Had the horror and crime trend that had taken over the industry after superheroes fell from grace after World War II continued, who knows where the industry might have ended up. More likely than not, another trend would have come along. One thing is certain: to work within the Code, comic book creators had two choices. They could pump out bland, inoffensive stories such like the late 1950s DC superheroes (ever try to really read an issue of Batman or Superman from 1956? Painful) or the Dell, Harvey and Archie kiddie stuff, or write the sort of silly monster comics that Stan Lee and his gang pumped out at Marvel, until they hit upon the formula that led to the Fantastic Four and Spider-Man and ushered in the Silver Age of comics (yes, I know the Silver Age actually began with Showcase #4, but the storytelling and art didn’t truly define a new “age” until the Marvel superheroes hit their stride; my opinion).
The Code will forever belong to a long era of comic book history, its stamp indelibly marking hundreds of thousands of covers, from the excruciatingly awful to the sublimely wonderful. It was a product of its time, like the movie rating system implemented a decade and a half later, but lacked the wherewithal and popular support — or recognition — to overcome industry changes. Maybe the changes the movie industry is going through now, with on-line distribution and instant streaming cutting out distributors and exhibitors, will eventually make the MPAA system moot as well.
The Code certainly won’t be missed; it hasn’t been for years. I doubt many parents after that first generation knew or cared about the code. Mine certainly didn’t. By the mid-1970s, it was largely irrelevant. But it will remain forever fixed in my mind as a part of the comic books I loved the most.

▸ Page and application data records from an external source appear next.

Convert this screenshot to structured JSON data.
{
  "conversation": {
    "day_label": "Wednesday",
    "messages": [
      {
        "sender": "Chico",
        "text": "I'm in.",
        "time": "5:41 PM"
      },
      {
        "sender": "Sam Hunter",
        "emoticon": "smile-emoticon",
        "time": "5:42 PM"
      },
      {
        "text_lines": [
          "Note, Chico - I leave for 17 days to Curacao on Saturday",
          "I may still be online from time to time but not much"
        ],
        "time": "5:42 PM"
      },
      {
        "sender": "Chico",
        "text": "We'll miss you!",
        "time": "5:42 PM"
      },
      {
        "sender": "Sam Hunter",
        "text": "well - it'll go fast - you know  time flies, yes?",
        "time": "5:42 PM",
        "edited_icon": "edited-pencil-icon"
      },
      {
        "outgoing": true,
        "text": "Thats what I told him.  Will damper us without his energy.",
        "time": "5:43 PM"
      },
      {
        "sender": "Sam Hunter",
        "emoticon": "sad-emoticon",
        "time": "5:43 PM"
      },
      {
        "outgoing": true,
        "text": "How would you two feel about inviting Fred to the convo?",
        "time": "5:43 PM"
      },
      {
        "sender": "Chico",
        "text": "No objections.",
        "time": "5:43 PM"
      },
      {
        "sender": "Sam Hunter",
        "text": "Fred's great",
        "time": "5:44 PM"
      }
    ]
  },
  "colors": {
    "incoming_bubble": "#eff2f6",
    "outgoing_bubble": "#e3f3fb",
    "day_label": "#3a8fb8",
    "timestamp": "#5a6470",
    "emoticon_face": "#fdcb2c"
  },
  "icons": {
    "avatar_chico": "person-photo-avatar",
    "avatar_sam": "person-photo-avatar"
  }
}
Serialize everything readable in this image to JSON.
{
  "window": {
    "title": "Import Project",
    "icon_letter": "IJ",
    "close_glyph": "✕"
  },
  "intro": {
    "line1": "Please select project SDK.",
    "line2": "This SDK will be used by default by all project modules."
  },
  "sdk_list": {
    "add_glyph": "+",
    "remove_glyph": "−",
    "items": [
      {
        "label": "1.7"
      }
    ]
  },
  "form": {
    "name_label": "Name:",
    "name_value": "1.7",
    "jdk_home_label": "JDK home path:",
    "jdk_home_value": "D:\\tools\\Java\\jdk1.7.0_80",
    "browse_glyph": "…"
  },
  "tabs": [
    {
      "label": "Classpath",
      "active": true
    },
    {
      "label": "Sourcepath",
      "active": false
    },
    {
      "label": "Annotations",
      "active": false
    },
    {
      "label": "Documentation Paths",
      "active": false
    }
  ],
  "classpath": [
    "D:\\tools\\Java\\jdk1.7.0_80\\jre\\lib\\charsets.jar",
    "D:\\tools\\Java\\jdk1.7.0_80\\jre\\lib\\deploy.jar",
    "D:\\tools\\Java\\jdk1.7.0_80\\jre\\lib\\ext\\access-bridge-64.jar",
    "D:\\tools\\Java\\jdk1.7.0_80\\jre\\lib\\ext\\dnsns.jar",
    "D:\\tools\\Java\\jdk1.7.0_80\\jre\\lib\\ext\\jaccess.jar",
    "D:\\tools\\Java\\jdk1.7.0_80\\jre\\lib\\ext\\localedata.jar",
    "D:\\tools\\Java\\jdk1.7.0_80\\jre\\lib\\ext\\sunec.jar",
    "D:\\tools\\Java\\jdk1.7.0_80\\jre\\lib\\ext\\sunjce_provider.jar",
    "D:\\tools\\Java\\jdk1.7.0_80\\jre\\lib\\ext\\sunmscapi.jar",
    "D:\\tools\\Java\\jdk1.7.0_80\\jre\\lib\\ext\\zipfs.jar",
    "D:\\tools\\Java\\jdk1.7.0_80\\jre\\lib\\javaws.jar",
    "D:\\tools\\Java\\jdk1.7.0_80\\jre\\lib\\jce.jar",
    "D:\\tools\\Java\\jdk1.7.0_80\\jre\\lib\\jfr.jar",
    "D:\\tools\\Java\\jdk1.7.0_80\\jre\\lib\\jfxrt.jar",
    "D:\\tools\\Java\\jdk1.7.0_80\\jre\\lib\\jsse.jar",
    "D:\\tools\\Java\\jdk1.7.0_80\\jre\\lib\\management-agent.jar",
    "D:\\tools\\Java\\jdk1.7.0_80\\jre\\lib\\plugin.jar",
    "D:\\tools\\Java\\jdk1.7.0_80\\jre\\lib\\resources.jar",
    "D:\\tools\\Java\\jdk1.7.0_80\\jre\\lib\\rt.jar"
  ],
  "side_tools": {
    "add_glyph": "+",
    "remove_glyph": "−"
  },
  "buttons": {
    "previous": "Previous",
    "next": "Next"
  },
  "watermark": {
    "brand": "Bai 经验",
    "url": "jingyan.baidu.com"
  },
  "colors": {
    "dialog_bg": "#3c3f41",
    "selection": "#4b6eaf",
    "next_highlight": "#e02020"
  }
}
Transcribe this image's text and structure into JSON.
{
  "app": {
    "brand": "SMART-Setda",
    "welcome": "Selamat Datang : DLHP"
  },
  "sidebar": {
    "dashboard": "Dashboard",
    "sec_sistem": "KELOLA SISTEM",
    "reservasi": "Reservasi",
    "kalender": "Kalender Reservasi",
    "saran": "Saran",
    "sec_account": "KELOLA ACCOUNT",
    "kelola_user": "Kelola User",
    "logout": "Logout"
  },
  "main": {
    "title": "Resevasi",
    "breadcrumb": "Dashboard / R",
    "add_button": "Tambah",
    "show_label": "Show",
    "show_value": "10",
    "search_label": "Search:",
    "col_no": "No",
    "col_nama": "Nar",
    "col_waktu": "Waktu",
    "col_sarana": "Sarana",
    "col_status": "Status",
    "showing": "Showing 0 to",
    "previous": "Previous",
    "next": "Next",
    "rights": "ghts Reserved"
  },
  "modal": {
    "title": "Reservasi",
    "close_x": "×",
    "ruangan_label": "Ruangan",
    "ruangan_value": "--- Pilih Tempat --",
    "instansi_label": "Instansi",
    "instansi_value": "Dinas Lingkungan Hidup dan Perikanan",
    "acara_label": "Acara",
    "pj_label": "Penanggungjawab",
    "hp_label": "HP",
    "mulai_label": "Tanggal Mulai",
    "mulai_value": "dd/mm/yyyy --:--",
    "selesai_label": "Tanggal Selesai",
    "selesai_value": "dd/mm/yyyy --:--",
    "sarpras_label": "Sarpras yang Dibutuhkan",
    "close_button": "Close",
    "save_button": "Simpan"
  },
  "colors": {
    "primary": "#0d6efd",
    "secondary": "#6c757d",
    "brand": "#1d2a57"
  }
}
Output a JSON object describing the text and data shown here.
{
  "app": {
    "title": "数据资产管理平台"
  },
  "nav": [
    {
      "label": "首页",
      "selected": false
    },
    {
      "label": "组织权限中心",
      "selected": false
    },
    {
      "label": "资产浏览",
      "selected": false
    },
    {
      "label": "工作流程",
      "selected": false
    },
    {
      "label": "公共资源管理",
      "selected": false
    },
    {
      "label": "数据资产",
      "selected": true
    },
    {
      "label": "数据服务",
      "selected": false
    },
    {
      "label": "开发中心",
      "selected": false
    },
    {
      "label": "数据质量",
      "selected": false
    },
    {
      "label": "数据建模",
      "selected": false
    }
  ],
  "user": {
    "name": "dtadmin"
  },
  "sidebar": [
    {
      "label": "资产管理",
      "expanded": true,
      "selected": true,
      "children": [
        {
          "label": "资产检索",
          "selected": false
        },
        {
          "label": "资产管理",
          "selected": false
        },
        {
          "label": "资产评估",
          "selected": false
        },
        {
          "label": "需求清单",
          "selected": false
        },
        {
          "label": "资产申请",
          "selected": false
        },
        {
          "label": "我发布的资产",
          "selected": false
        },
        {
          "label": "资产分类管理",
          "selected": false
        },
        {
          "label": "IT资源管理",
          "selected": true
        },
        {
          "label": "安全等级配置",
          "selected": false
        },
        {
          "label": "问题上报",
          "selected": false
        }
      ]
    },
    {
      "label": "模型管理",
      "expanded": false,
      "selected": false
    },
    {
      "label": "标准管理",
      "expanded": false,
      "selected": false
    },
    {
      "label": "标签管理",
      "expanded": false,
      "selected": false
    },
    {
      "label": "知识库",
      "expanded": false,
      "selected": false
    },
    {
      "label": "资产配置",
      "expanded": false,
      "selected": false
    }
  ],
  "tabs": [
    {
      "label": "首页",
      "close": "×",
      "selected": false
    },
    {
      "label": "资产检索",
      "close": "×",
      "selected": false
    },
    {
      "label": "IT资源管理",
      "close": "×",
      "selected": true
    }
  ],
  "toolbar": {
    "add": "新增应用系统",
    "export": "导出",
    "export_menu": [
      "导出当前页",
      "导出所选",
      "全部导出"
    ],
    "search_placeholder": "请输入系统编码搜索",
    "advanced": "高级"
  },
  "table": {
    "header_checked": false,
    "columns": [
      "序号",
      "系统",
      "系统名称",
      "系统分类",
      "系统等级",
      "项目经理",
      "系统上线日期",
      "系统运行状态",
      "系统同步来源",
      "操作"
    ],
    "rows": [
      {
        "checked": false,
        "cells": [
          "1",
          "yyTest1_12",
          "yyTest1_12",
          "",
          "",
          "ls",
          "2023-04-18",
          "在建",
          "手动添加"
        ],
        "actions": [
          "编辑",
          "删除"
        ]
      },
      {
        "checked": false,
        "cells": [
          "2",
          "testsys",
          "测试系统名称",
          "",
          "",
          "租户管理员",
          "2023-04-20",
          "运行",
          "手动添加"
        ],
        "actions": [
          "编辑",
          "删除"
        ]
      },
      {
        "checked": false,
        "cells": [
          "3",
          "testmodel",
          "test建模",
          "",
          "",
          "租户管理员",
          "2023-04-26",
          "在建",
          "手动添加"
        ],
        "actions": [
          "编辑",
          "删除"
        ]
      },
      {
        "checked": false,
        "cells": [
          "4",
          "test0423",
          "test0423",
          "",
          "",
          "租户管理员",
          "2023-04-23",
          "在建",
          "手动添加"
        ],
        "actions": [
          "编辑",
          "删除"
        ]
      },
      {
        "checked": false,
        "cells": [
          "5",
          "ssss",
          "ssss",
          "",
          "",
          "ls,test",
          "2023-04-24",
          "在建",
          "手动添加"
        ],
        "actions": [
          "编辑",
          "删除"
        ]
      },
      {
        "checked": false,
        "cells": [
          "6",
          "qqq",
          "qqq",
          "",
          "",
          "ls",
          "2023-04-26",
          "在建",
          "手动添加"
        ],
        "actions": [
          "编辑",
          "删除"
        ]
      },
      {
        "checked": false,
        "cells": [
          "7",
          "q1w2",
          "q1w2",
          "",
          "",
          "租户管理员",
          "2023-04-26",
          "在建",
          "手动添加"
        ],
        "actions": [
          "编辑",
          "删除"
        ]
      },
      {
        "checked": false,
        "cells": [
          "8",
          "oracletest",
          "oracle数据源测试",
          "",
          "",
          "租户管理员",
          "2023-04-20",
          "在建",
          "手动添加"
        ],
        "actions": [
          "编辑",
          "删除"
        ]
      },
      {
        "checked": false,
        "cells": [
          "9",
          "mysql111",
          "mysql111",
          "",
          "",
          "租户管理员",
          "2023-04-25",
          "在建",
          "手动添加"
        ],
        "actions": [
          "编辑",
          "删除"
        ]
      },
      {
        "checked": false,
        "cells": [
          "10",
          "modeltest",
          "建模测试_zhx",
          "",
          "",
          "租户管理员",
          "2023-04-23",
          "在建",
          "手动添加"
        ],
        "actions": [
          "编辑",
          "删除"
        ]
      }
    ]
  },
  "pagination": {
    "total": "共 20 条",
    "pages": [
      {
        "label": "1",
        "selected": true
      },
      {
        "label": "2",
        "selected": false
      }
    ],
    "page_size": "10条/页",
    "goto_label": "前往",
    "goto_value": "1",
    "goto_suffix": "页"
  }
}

Not something William Gaines would ever say. But he’s too busy laughing anyway.